Print
Hits: 2278

Rob Eavis, Luke Cafferty - 12/05/2016

In an attempt to understand better the development of the Pilgrim’s Way phreatic tubes around Oxlow Caverns, we went for a relatively leisurely wonder. Up the pull through and for the first ever time we went left, leading through a muddy dig to a junction. Straight ahead is through a tight squeeze, flame-gunned by Ben and John in 76, but left now provides an easier bypass. This area is on the vein, only a few meters above the roof of West Antichamber, and various holes in the floor prove fun to safely cross.

The other side of the vein the tube continues for 30m still in good size until it reaches the lofty Eyrie. This is a balcony overlooking West Chamber from the south side, ~25m up. Looking up from here is Oxford Aven, an impressive and alluring sight, especially knowing it was climbed for nearly 100m.

On from the Eyrie the tube continues, albeit quite a bit smaller. This has been dug, by the original discoverers and probably subsequent teams also. Oddly, upon reaching the dig face it was possible to squeeze into the airspace above the silt and see into a chamber beyond. 10 minutes of digging, the last 2 of which with a spade that Luke found, brought us access to the opening. This is in fact another balcony overlooking West Chamber, now named the Eyrie Fairy. Why previous diggers hadn’t done this last little bit is a mystery to me. Even if you know it’s going to pop into West Chamber (via voice, torch light, etc), surely you do it so you can have a good look around that section of the chamber? Certainly no one had sat on the Eyrie Fairy before! 

However for me this is a key location.
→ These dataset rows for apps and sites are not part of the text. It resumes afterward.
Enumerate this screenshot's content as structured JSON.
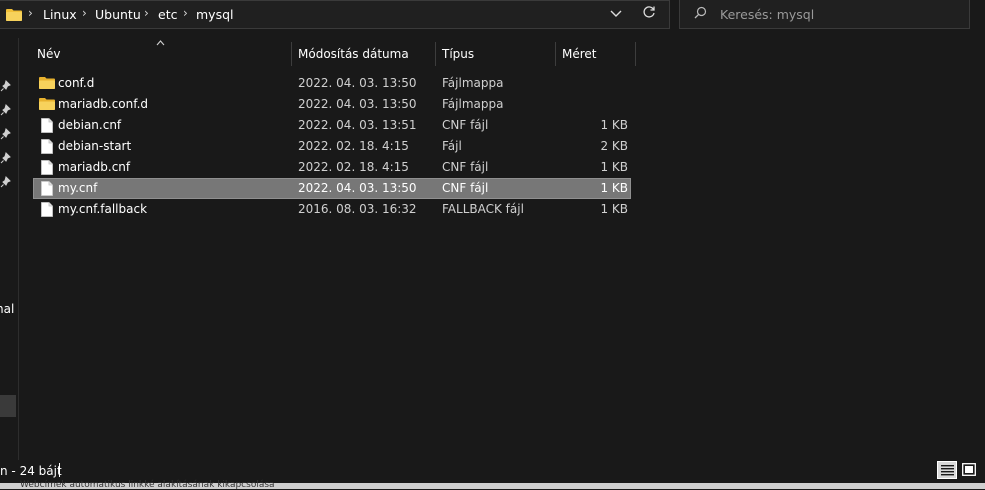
{
  "breadcrumb": {
    "items": [
      "Linux",
      "Ubuntu",
      "etc",
      "mysql"
    ],
    "separator": "›"
  },
  "search": {
    "placeholder": "Keresés: mysql"
  },
  "columns": {
    "name": "Név",
    "date": "Módosítás dátuma",
    "type": "Típus",
    "size": "Méret"
  },
  "files": [
    {
      "name": "conf.d",
      "date": "2022. 04. 03. 13:50",
      "type": "Fájlmappa",
      "size": "",
      "icon": "folder-icon",
      "selected": false
    },
    {
      "name": "mariadb.conf.d",
      "date": "2022. 04. 03. 13:50",
      "type": "Fájlmappa",
      "size": "",
      "icon": "folder-icon",
      "selected": false
    },
    {
      "name": "debian.cnf",
      "date": "2022. 04. 03. 13:51",
      "type": "CNF fájl",
      "size": "1 KB",
      "icon": "file-icon",
      "selected": false
    },
    {
      "name": "debian-start",
      "date": "2022. 02. 18. 4:15",
      "type": "Fájl",
      "size": "2 KB",
      "icon": "file-icon",
      "selected": false
    },
    {
      "name": "mariadb.cnf",
      "date": "2022. 02. 18. 4:15",
      "type": "CNF fájl",
      "size": "1 KB",
      "icon": "file-icon",
      "selected": false
    },
    {
      "name": "my.cnf",
      "date": "2022. 04. 03. 13:50",
      "type": "CNF fájl",
      "size": "1 KB",
      "icon": "file-icon",
      "selected": true
    },
    {
      "name": "my.cnf.fallback",
      "date": "2016. 08. 03. 16:32",
      "type": "FALLBACK fájl",
      "size": "1 KB",
      "icon": "file-icon",
      "selected": false
    }
  ],
  "nav": {
    "partial_label": "nal"
  },
  "status": {
    "text": "n - 24 bájt"
  },
  "bottom": {
    "text": "Webcímek automatikus linkké alakításának kikapcsolása"
  },
  "colors": {
    "folder": "#f2c037",
    "selected_row": "#777777",
    "background": "#191919"
  }
}
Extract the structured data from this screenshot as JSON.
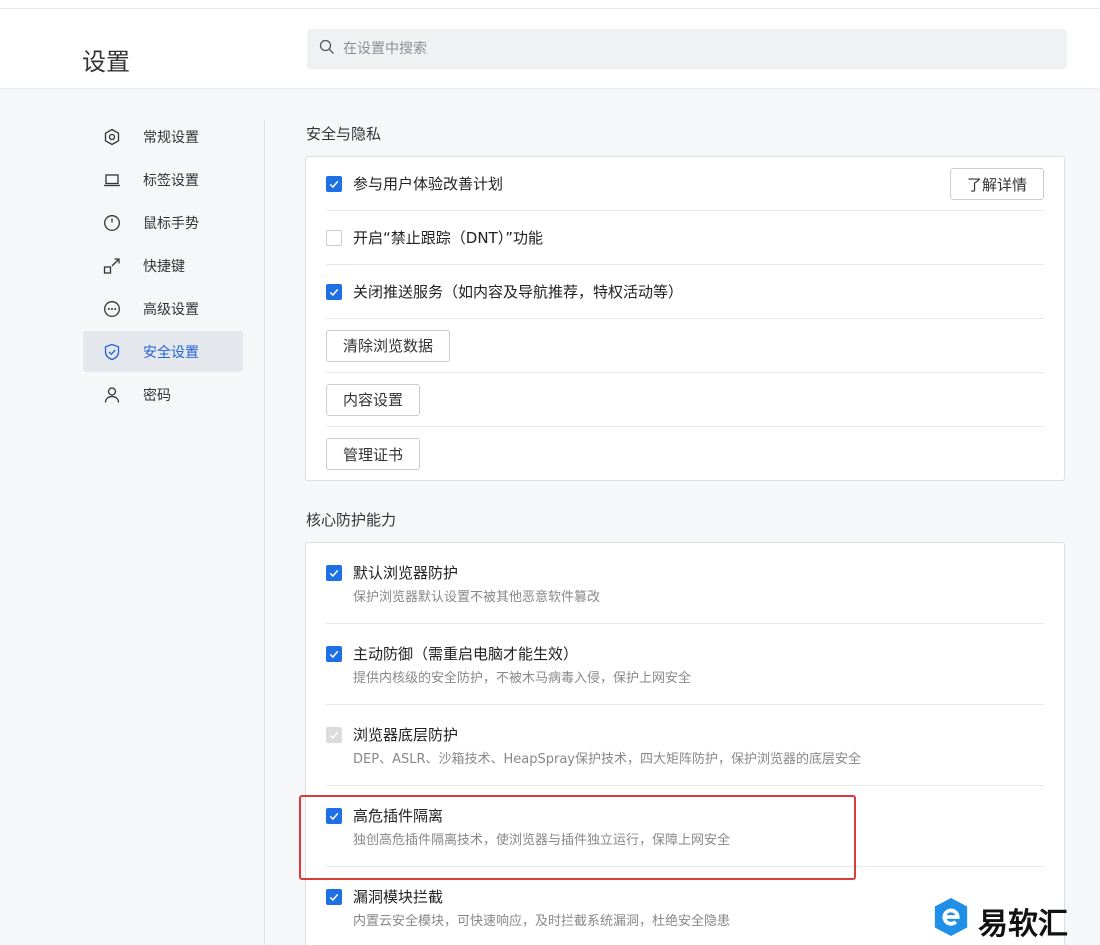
{
  "header": {
    "title": "设置",
    "search_placeholder": "在设置中搜索"
  },
  "sidebar": {
    "items": [
      {
        "label": "常规设置",
        "icon": "gear-icon",
        "active": false
      },
      {
        "label": "标签设置",
        "icon": "laptop-icon",
        "active": false
      },
      {
        "label": "鼠标手势",
        "icon": "mouse-icon",
        "active": false
      },
      {
        "label": "快捷键",
        "icon": "shortcut-arrow-icon",
        "active": false
      },
      {
        "label": "高级设置",
        "icon": "more-dots-icon",
        "active": false
      },
      {
        "label": "安全设置",
        "icon": "shield-icon",
        "active": true
      },
      {
        "label": "密码",
        "icon": "user-icon",
        "active": false
      }
    ]
  },
  "privacy": {
    "title": "安全与隐私",
    "improve_label": "参与用户体验改善计划",
    "learn_more": "了解详情",
    "dnt_label": "开启“禁止跟踪（DNT）”功能",
    "push_label": "关闭推送服务（如内容及导航推荐，特权活动等）",
    "clear_data": "清除浏览数据",
    "content_settings": "内容设置",
    "manage_certs": "管理证书"
  },
  "protection": {
    "title": "核心防护能力",
    "items": [
      {
        "label": "默认浏览器防护",
        "desc": "保护浏览器默认设置不被其他恶意软件篡改",
        "state": "on"
      },
      {
        "label": "主动防御（需重启电脑才能生效）",
        "desc": "提供内核级的安全防护，不被木马病毒入侵，保护上网安全",
        "state": "on"
      },
      {
        "label": "浏览器底层防护",
        "desc": "DEP、ASLR、沙箱技术、HeapSpray保护技术，四大矩阵防护，保护浏览器的底层安全",
        "state": "disabled"
      },
      {
        "label": "高危插件隔离",
        "desc": "独创高危插件隔离技术，使浏览器与插件独立运行，保障上网安全",
        "state": "on"
      },
      {
        "label": "漏洞模块拦截",
        "desc": "内置云安全模块，可快速响应，及时拦截系统漏洞，杜绝安全隐患",
        "state": "on"
      }
    ]
  },
  "watermark": {
    "text": "易软汇"
  },
  "colors": {
    "accent": "#1f6fe5",
    "highlight": "#d93a3a",
    "active_bg": "#e4e7ec"
  }
}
It is Oxlow’s furthest upstream passage on the Pilgrim’s Way bedding, and so should be able to offer significant clues as to the origin of this stage of development, and whether there is a link onwards towards Sidetrack and Convenience? Luke sat on my legs whilst I leveraged my body out over the edge to see if anything goes off along the bedding plane to the West but this was inconclusive, it really needs a bolt or two to check around the corner. However checking the dictionary for Airy Fairy, maybe I am being “impractical and foolishly idealistic“?

We turned about and headed back, checking every hole on the way. For fun I took the old squeeze route and it is indeed pretty snug. We pulled down the pull-through and setup for stage two of the trip.

Directly opposite Pilgrim’s Way is a passage that cannot be reached by any other route. A little research brought up no information about the tube so our plan was to repeat the bolt climb. Luke needed the training for forthcoming expeditions so set about and in 30 mins and 8 bolts later he was up. Unfortunately the crawl is small so he had to dive in with all his gear attached, grunt and squirm his way along until he could de-kit and just about turn around, before returning and putting in the last bolt and rerigging to allow me to follow him up. 

It is indeed an annoying place. Half small phreatic, half meandering vadose incision, it’s not particularly small just awkward. Unexpectantly it heads left (East) straight away, suggesting you’re heading downstream at least for the phreatic’s development. There is a corresponding passage heading right at the top of the pitch (presumably the upstream contingent), but it is full of sediment. 

After maybe 20m there is a junction. Right is where the vadose has come from, but it’s too small to get up. One could easily hilti cap off each and every corner, but it’d be slow progress. Left is the direction of only the phreatic and it gets muddy and small straight away. According to the 1969 survey this continues for a short distance before getting too small, heading towards East Chamber.

However by this point Luke had had enough, and I’d had enough of his cursing, so we decided to leave it for today and to return to survey and push the last bit next time. We left the cave rigged, in preparation for the Oxlow Giants 50th celebration next weekend.